ACTIVITY: Set down exactly the lines of the listing below that begin at the one containing "Give me the" and end at the last line, both included.
▼
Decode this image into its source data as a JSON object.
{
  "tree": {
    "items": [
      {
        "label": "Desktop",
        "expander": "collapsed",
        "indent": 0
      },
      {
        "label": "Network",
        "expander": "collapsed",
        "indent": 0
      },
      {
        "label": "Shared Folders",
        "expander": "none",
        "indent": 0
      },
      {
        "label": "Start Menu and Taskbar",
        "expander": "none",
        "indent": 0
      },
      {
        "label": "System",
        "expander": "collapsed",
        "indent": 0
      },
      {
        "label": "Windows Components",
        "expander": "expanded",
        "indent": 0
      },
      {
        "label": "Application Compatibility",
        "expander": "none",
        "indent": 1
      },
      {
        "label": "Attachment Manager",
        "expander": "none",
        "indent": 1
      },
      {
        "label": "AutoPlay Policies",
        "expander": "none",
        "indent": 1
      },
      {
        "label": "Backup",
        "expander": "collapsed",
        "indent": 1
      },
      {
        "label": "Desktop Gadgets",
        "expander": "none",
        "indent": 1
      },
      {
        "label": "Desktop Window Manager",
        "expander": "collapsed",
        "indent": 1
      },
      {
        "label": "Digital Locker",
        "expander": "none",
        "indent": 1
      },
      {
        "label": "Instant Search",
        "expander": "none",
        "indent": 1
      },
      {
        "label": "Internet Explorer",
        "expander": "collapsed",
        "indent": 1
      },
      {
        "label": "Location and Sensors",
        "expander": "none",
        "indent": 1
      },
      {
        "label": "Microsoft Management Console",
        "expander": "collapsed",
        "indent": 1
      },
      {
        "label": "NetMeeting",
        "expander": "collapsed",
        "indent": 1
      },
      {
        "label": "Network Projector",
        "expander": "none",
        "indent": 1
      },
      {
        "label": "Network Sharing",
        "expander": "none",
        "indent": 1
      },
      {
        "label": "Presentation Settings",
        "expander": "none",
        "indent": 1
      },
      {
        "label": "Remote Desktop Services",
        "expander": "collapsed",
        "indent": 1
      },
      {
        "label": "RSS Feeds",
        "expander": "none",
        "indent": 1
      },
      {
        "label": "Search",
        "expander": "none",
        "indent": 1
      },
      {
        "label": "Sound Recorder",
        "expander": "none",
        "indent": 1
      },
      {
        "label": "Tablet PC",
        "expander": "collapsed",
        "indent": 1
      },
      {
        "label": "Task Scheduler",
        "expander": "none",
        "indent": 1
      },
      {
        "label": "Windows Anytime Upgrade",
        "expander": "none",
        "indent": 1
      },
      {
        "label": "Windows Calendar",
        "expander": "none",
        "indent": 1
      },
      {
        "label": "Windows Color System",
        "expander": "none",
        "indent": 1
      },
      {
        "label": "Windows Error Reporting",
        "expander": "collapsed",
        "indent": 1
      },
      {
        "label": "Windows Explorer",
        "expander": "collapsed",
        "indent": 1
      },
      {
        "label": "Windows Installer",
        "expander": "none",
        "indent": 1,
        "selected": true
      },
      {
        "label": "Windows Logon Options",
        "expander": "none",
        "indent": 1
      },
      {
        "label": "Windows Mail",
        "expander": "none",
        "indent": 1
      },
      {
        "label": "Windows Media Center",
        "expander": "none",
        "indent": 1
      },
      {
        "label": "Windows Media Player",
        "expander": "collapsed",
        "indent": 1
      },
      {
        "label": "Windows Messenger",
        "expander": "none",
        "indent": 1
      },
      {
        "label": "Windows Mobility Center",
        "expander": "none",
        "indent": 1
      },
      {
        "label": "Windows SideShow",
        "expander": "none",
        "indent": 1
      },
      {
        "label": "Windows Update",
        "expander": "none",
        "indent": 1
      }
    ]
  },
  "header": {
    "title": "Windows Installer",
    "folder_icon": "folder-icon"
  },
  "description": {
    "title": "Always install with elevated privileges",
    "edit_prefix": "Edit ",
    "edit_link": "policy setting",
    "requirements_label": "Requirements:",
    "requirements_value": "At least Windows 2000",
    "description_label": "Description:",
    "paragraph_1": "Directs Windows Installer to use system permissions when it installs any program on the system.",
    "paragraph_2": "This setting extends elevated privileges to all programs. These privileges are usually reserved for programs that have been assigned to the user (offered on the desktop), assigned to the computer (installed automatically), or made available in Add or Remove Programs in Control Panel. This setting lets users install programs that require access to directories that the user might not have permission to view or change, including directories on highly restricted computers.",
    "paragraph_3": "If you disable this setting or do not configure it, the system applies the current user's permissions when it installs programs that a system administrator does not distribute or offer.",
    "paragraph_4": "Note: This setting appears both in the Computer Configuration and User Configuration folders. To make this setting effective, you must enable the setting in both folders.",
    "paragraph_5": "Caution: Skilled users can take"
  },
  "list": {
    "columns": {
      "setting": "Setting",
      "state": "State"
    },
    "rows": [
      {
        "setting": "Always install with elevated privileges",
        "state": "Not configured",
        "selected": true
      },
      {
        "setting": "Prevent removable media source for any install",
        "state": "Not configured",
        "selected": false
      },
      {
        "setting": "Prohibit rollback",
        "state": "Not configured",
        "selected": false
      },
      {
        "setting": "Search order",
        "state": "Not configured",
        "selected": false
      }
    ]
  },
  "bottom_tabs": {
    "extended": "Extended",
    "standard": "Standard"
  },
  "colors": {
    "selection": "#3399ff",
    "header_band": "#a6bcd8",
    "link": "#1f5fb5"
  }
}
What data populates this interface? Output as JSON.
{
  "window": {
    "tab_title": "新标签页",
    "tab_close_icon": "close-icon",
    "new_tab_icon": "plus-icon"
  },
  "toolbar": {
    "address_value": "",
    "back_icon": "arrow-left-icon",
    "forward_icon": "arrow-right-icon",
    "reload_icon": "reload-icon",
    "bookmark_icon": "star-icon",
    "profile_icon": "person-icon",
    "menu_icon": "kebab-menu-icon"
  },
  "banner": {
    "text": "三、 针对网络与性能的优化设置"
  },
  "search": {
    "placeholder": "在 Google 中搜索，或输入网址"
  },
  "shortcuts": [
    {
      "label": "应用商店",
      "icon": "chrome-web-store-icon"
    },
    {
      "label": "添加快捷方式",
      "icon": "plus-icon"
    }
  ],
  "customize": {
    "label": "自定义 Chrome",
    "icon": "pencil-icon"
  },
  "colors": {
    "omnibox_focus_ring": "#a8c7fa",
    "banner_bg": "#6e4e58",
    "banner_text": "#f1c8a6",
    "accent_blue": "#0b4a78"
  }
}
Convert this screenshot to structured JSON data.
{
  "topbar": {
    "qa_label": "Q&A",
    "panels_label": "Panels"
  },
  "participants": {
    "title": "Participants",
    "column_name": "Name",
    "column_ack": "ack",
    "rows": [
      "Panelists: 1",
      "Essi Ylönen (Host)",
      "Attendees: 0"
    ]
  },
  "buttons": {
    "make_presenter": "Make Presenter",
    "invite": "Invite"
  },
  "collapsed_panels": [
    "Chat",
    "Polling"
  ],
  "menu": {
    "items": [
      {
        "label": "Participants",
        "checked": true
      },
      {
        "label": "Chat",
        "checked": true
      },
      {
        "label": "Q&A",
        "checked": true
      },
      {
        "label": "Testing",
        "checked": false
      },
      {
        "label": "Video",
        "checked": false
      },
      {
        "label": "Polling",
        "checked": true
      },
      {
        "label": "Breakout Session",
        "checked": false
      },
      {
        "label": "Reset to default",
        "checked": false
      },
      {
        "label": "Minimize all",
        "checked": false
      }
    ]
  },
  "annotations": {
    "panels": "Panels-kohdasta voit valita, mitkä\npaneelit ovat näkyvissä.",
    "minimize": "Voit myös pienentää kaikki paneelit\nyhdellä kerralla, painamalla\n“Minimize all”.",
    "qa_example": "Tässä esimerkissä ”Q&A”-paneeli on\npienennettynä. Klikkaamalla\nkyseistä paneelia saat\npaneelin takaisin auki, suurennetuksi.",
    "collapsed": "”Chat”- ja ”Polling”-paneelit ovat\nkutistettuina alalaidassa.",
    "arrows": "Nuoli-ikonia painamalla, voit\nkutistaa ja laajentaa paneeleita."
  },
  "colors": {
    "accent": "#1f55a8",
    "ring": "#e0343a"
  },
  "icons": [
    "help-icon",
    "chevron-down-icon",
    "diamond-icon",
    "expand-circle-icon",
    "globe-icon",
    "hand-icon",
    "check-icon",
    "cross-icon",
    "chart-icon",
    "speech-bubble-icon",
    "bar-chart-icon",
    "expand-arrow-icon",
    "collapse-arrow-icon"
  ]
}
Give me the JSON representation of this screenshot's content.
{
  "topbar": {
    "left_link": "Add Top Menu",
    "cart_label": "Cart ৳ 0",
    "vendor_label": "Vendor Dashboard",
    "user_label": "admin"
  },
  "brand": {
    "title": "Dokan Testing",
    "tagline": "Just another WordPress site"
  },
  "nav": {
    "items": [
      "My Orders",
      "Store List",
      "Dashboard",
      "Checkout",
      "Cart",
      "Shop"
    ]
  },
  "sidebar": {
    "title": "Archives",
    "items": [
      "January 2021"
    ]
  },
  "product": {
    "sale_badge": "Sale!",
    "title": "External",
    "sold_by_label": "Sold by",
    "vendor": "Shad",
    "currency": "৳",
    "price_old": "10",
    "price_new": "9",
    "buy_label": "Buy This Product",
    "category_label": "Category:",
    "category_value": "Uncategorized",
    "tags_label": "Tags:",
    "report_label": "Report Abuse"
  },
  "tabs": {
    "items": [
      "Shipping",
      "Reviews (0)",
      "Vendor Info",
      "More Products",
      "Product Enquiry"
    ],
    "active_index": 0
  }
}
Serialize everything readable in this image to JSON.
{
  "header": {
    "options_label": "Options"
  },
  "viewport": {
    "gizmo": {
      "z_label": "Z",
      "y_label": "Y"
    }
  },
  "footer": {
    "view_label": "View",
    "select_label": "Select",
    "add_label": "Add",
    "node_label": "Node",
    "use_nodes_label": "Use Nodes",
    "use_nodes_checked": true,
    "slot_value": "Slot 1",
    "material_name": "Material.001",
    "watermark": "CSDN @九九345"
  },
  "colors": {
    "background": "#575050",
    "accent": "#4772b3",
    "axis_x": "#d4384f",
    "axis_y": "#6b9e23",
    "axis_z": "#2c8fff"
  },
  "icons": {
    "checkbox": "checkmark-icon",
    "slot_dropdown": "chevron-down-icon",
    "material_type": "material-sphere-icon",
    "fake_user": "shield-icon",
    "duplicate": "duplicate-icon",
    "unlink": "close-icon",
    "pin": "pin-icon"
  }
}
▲
TASK RESPONSE:
Give me the JSON representation of this screenshot's content.
{
  "topbar": {
    "left_link": "Add Top Menu",
    "cart_label": "Cart ৳ 0",
    "vendor_label": "Vendor Dashboard",
    "user_label": "admin"
  },
  "brand": {
    "title": "Dokan Testing",
    "tagline": "Just another WordPress site"
  },
  "nav": {
    "items": [
      "My Orders",
      "Store List",
      "Dashboard",
      "Checkout",
      "Cart",
      "Shop"
    ]
  },
  "sidebar": {
    "title": "Archives",
    "items": [
      "January 2021"
    ]
  },
  "product": {
    "sale_badge": "Sale!",
    "title": "External",
    "sold_by_label": "Sold by",
    "vendor": "Shad",
    "currency": "৳",
    "price_old": "10",
    "price_new": "9",
    "buy_label": "Buy This Product",
    "category_label": "Category:",
    "category_value": "Uncategorized",
    "tags_label": "Tags:",
    "report_label": "Report Abuse"
  },
  "tabs": {
    "items": [
      "Shipping",
      "Reviews (0)",
      "Vendor Info",
      "More Products",
      "Product Enquiry"
    ],
    "active_index": 0
  }
}
Serialize everything readable in this image to JSON.
{
  "header": {
    "options_label": "Options"
  },
  "viewport": {
    "gizmo": {
      "z_label": "Z",
      "y_label": "Y"
    }
  },
  "footer": {
    "view_label": "View",
    "select_label": "Select",
    "add_label": "Add",
    "node_label": "Node",
    "use_nodes_label": "Use Nodes",
    "use_nodes_checked": true,
    "slot_value": "Slot 1",
    "material_name": "Material.001",
    "watermark": "CSDN @九九345"
  },
  "colors": {
    "background": "#575050",
    "accent": "#4772b3",
    "axis_x": "#d4384f",
    "axis_y": "#6b9e23",
    "axis_z": "#2c8fff"
  },
  "icons": {
    "checkbox": "checkmark-icon",
    "slot_dropdown": "chevron-down-icon",
    "material_type": "material-sphere-icon",
    "fake_user": "shield-icon",
    "duplicate": "duplicate-icon",
    "unlink": "close-icon",
    "pin": "pin-icon"
  }
}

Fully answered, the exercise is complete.